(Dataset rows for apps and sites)
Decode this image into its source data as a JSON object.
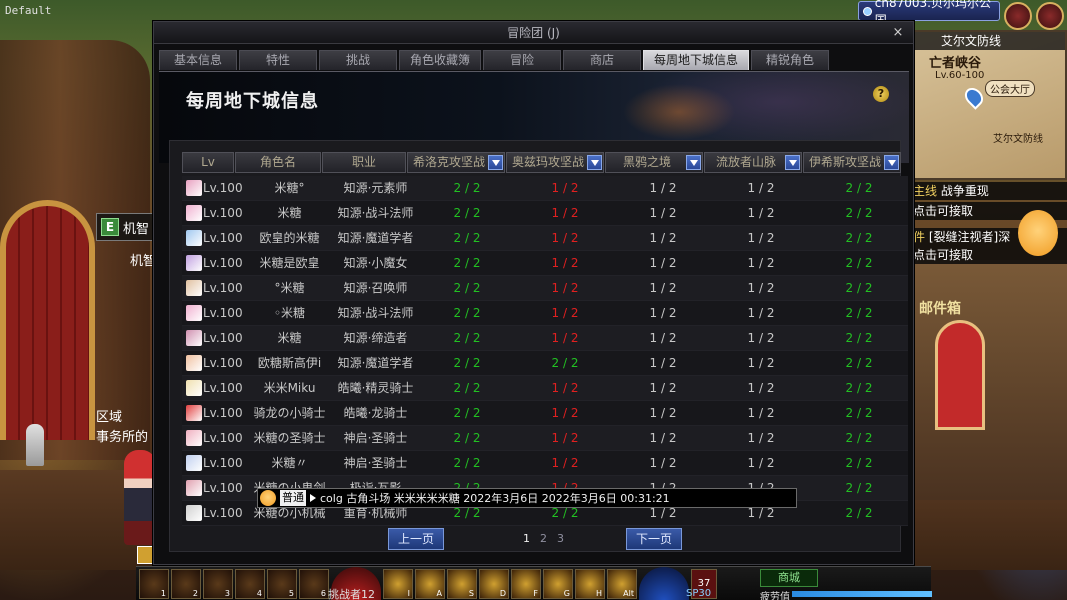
{
  "screen": {
    "default_label": "Default"
  },
  "world": {
    "server": "ch87003.贝尔玛尔公国",
    "map": {
      "header": "艾尔文防线",
      "title": "亡者峡谷",
      "level": "Lv.60-100",
      "hall": "公会大厅",
      "defense": "艾尔文防线"
    },
    "quests": [
      {
        "tag": "主线",
        "text": "战争重现"
      },
      {
        "tag": "",
        "text": "点击可接取"
      },
      {
        "tag": "件",
        "text": "[裂缝注视者]深"
      },
      {
        "tag": "",
        "text": "点击可接取"
      }
    ],
    "mail_label": "邮件箱",
    "npc_label": "机智",
    "npc_key": "E",
    "npc_name2": "机智",
    "area_text_1": "区域",
    "area_text_2": "事务所的"
  },
  "hotbar": {
    "slots": [
      "1",
      "2",
      "3",
      "4",
      "5",
      "6"
    ],
    "skill_keys": [
      "I",
      "A",
      "S",
      "D",
      "F",
      "G",
      "H",
      "Alt"
    ],
    "mall_label": "商城",
    "challenger": "挑战者12",
    "sp": "SP30",
    "fatigue": "疲劳值",
    "combo": "37"
  },
  "dialog": {
    "title": "冒险团 (J)",
    "close": "×",
    "tabs": [
      "基本信息",
      "特性",
      "挑战",
      "角色收藏簿",
      "冒险",
      "商店",
      "每周地下城信息",
      "精锐角色"
    ],
    "active_tab": 6,
    "banner_title": "每周地下城信息",
    "help": "?",
    "headers": {
      "lv": "Lv",
      "name": "角色名",
      "job": "职业",
      "dungeons": [
        "希洛克攻坚战",
        "奥兹玛攻坚战",
        "黑鸦之境",
        "流放者山脉",
        "伊希斯攻坚战"
      ]
    },
    "rows": [
      {
        "lv": "Lv.100",
        "name": "米糖°",
        "job": "知源·元素师",
        "d": [
          "2 / 2",
          "1 / 2",
          "1 / 2",
          "1 / 2",
          "2 / 2"
        ],
        "c": [
          "g",
          "r",
          "w",
          "w",
          "g"
        ],
        "avatar": "#e8a0c0"
      },
      {
        "lv": "Lv.100",
        "name": "米糖",
        "job": "知源·战斗法师",
        "d": [
          "2 / 2",
          "1 / 2",
          "1 / 2",
          "1 / 2",
          "2 / 2"
        ],
        "c": [
          "g",
          "r",
          "w",
          "w",
          "g"
        ],
        "avatar": "#f0b0d0"
      },
      {
        "lv": "Lv.100",
        "name": "欧皇的米糖",
        "job": "知源·魔道学者",
        "d": [
          "2 / 2",
          "1 / 2",
          "1 / 2",
          "1 / 2",
          "2 / 2"
        ],
        "c": [
          "g",
          "r",
          "w",
          "w",
          "g"
        ],
        "avatar": "#a0c8f0"
      },
      {
        "lv": "Lv.100",
        "name": "米糖是欧皇",
        "job": "知源·小魔女",
        "d": [
          "2 / 2",
          "1 / 2",
          "1 / 2",
          "1 / 2",
          "2 / 2"
        ],
        "c": [
          "g",
          "r",
          "w",
          "w",
          "g"
        ],
        "avatar": "#c0a0e0"
      },
      {
        "lv": "Lv.100",
        "name": "°米糖",
        "job": "知源·召唤师",
        "d": [
          "2 / 2",
          "1 / 2",
          "1 / 2",
          "1 / 2",
          "2 / 2"
        ],
        "c": [
          "g",
          "r",
          "w",
          "w",
          "g"
        ],
        "avatar": "#e0c0a0"
      },
      {
        "lv": "Lv.100",
        "name": "◦米糖",
        "job": "知源·战斗法师",
        "d": [
          "2 / 2",
          "1 / 2",
          "1 / 2",
          "1 / 2",
          "2 / 2"
        ],
        "c": [
          "g",
          "r",
          "w",
          "w",
          "g"
        ],
        "avatar": "#f0b0d0"
      },
      {
        "lv": "Lv.100",
        "name": "米糖",
        "job": "知源·缔造者",
        "d": [
          "2 / 2",
          "1 / 2",
          "1 / 2",
          "1 / 2",
          "2 / 2"
        ],
        "c": [
          "g",
          "r",
          "w",
          "w",
          "g"
        ],
        "avatar": "#d090b0"
      },
      {
        "lv": "Lv.100",
        "name": "欧糖斯高伊i",
        "job": "知源·魔道学者",
        "d": [
          "2 / 2",
          "2 / 2",
          "1 / 2",
          "1 / 2",
          "2 / 2"
        ],
        "c": [
          "g",
          "g",
          "w",
          "w",
          "g"
        ],
        "avatar": "#f0c0a0"
      },
      {
        "lv": "Lv.100",
        "name": "米米Miku",
        "job": "皓曦·精灵骑士",
        "d": [
          "2 / 2",
          "1 / 2",
          "1 / 2",
          "1 / 2",
          "2 / 2"
        ],
        "c": [
          "g",
          "r",
          "w",
          "w",
          "g"
        ],
        "avatar": "#f0e0b0"
      },
      {
        "lv": "Lv.100",
        "name": "骑龙の小骑士",
        "job": "皓曦·龙骑士",
        "d": [
          "2 / 2",
          "1 / 2",
          "1 / 2",
          "1 / 2",
          "2 / 2"
        ],
        "c": [
          "g",
          "r",
          "w",
          "w",
          "g"
        ],
        "avatar": "#e04040"
      },
      {
        "lv": "Lv.100",
        "name": "米糖の圣骑士",
        "job": "神启·圣骑士",
        "d": [
          "2 / 2",
          "1 / 2",
          "1 / 2",
          "1 / 2",
          "2 / 2"
        ],
        "c": [
          "g",
          "r",
          "w",
          "w",
          "g"
        ],
        "avatar": "#f0b0c0"
      },
      {
        "lv": "Lv.100",
        "name": "米糖〃",
        "job": "神启·圣骑士",
        "d": [
          "2 / 2",
          "1 / 2",
          "1 / 2",
          "1 / 2",
          "2 / 2"
        ],
        "c": [
          "g",
          "r",
          "w",
          "w",
          "g"
        ],
        "avatar": "#c0d0f0"
      },
      {
        "lv": "Lv.100",
        "name": "米糖の小鬼剑",
        "job": "极诣·瓦影",
        "d": [
          "2 / 2",
          "1 / 2",
          "1 / 2",
          "1 / 2",
          "2 / 2"
        ],
        "c": [
          "g",
          "r",
          "w",
          "w",
          "g"
        ],
        "avatar": "#e0a0b0"
      },
      {
        "lv": "Lv.100",
        "name": "米糖の小机械",
        "job": "重育·机械师",
        "d": [
          "2 / 2",
          "2 / 2",
          "1 / 2",
          "1 / 2",
          "2 / 2"
        ],
        "c": [
          "g",
          "g",
          "w",
          "w",
          "g"
        ],
        "avatar": "#d0d0d0"
      }
    ],
    "pager": {
      "prev": "上一页",
      "next": "下一页",
      "pages": [
        "1",
        "2",
        "3"
      ],
      "current": 0
    }
  },
  "chat": {
    "channel": "普通",
    "message": "colg 古角斗场 米米米米米糖 2022年3月6日 2022年3月6日 00:31:21"
  }
}
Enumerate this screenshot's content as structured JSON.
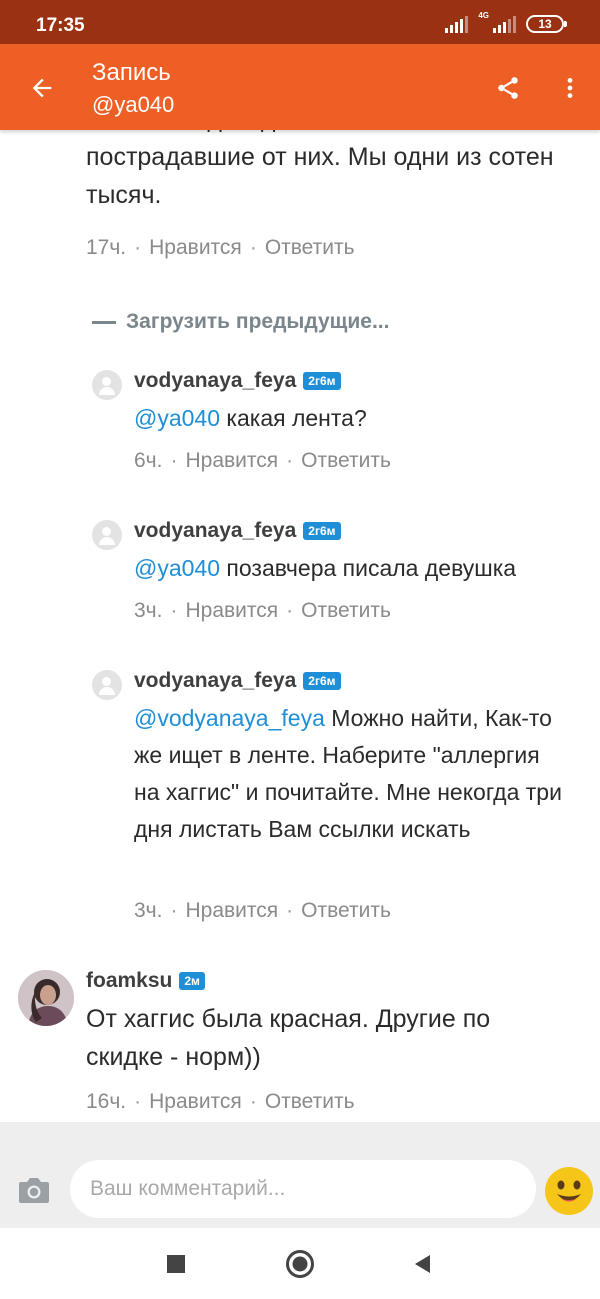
{
  "status_bar": {
    "time": "17:35",
    "network": "4G",
    "battery": "13"
  },
  "app_bar": {
    "title": "Запись",
    "subtitle": "@ya040",
    "accent": "#ee5f25"
  },
  "top_comment": {
    "text_line1": "злит... Каждый день в ленте есть",
    "text_rest": "пострадавшие от них. Мы одни из сотен тысяч.",
    "time": "17ч.",
    "like": "Нравится",
    "reply": "Ответить"
  },
  "load_previous": "Загрузить предыдущие...",
  "replies": [
    {
      "username": "vodyanaya_feya",
      "badge": "2г6м",
      "mention": "@ya040",
      "text": " какая лента?",
      "time": "6ч.",
      "like": "Нравится",
      "reply": "Ответить"
    },
    {
      "username": "vodyanaya_feya",
      "badge": "2г6м",
      "mention": "@ya040",
      "text": " позавчера писала девушка",
      "time": "3ч.",
      "like": "Нравится",
      "reply": "Ответить"
    },
    {
      "username": "vodyanaya_feya",
      "badge": "2г6м",
      "mention": "@vodyanaya_feya",
      "text": " Можно найти, Как-то же ищет в ленте. Наберите \"аллергия на хаггис\" и почитайте. Мне некогда три дня листать Вам ссылки искать",
      "time": "3ч.",
      "like": "Нравится",
      "reply": "Ответить"
    }
  ],
  "comment_foamksu": {
    "username": "foamksu",
    "badge": "2м",
    "text": "От хаггис была красная. Другие по скидке - норм))",
    "time": "16ч.",
    "like": "Нравится",
    "reply": "Ответить"
  },
  "input": {
    "placeholder": "Ваш комментарий..."
  },
  "colors": {
    "mention": "#1e8fd6",
    "badge": "#1e8fd6",
    "meta": "#8a8a8a"
  },
  "icons": [
    "back-arrow-icon",
    "share-icon",
    "more-vertical-icon",
    "camera-icon",
    "emoji-icon",
    "nav-recents-icon",
    "nav-home-icon",
    "nav-back-icon"
  ]
}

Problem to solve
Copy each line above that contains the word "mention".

Response area
      "mention": "@ya040",
      "mention": "@ya040",
      "mention": "@vodyanaya_feya",
    "mention": "#1e8fd6",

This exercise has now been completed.